Sitting atop the pyramid is Osanai, the more conventional “love interest” type of character, thus cementing him as Tokita’s foil as well. He’s not only smart but is also conventionally attractive, yet his masculinity is constantly being “attacked” by Chiba, who doesn’t need him, and Tokita, who has the fame and Chiba’s attention despite being overweight and childish. Upon visiting his dream, Paprika sees that he idolizes himself as a perfect specimen of manliness, and tries to break him down by exposing his imperfections and how insecure he actually is. However, Osanai’s obsession with Chiba leads him to “collect” her instead of reflecting on himself. He pins Paprika down to a table mirroring the walls of butterfly displays surrounding them and essentially assault her: violently tearing apart Paprika to pull out Chiba. He believes he is entitled to Chiba simply because he “loves” her, and casts aside one part of her to embrace the part that he finds beautiful. He revels in the things that he believes make him a man—having power, for the most part—and even comments that his seeming omnipresence in the dreamworld is what “makes [him] a man”. Yet, in the end it’s his inability to reflect on his own weaknesses that causes his downfall, and eventually gets him killed.

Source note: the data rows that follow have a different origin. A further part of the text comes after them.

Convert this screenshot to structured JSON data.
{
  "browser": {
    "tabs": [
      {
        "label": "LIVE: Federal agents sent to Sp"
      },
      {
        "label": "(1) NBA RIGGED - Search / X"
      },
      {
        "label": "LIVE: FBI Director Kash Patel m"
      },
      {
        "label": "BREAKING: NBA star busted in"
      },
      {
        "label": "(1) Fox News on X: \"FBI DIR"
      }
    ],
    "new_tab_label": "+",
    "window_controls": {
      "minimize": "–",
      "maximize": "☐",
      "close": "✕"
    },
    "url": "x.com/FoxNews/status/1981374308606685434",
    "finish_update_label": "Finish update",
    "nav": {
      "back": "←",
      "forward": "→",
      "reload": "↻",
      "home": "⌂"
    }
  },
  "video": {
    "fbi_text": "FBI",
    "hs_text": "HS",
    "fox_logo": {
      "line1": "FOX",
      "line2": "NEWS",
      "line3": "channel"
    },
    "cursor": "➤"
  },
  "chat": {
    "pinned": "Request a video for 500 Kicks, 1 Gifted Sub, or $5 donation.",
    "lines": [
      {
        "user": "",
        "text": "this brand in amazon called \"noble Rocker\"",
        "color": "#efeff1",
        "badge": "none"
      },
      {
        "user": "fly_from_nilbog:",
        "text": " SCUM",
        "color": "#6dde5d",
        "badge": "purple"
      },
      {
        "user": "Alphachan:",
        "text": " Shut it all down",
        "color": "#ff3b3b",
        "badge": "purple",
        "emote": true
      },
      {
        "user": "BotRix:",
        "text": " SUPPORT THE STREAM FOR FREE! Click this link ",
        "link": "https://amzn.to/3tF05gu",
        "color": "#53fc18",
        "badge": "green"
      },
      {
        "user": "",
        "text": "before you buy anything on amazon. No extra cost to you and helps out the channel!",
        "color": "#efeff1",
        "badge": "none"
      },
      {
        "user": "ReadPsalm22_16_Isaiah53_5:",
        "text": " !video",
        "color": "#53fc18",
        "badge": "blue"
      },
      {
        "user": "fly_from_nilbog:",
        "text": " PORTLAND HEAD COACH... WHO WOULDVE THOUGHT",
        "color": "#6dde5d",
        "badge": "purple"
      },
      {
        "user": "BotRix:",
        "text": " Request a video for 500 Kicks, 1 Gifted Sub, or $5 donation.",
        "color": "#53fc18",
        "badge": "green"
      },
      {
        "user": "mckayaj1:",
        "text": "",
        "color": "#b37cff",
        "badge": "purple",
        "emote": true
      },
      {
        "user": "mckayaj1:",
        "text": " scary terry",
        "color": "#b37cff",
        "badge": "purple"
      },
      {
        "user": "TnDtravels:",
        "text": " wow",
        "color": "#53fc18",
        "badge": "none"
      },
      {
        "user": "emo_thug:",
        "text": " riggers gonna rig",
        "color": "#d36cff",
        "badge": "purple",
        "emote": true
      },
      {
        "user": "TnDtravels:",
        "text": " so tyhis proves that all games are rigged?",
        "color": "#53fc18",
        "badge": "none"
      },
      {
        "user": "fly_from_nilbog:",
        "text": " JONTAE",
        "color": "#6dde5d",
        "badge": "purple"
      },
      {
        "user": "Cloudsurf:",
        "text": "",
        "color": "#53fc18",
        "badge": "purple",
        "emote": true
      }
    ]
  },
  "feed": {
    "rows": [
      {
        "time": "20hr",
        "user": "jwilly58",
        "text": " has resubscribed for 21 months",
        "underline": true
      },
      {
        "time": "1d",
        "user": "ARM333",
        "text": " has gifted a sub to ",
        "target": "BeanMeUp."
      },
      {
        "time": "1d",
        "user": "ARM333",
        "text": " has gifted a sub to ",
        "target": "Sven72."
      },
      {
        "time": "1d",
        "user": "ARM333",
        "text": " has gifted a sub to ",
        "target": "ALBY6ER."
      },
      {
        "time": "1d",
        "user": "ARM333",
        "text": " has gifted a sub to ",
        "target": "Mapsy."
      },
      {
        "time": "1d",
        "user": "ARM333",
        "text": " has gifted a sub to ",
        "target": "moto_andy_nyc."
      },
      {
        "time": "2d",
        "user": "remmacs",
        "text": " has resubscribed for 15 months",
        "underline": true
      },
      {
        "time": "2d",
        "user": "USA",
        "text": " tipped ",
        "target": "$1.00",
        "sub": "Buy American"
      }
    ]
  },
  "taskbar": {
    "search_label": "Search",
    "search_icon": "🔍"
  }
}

While it may not have necessarily been intentional on Satoshi Kon’s part to exploit the inherent issues caused by male entitlement and toxic masculinity, by giving the protagonist’s role to the only woman on the cast, it’s impossible to ignore. Being a woman in a scientific field is already hard enough with all the sexism, but Chiba’s complexity was boiled down to two simplistic facets—Paprika’s peppy attractiveness and Chiba’s cold and refined attractiveness—by most of the men around her, completely ignoring her intelligence in both the scientific part of the field and the interpersonal part of psychology and revealing a deeper struggle than dreams taking over the world. At some point, the dreams will return to who and where they belong; however, a solution for society’s ingrained male entitlement will still remain absent. To that, neither these scientists nor Detective Konakawa have an answer because they don’t recognize it for what it is. While Paprika has a happy ending, the reality of the situation gives the film a bit of a bitter note.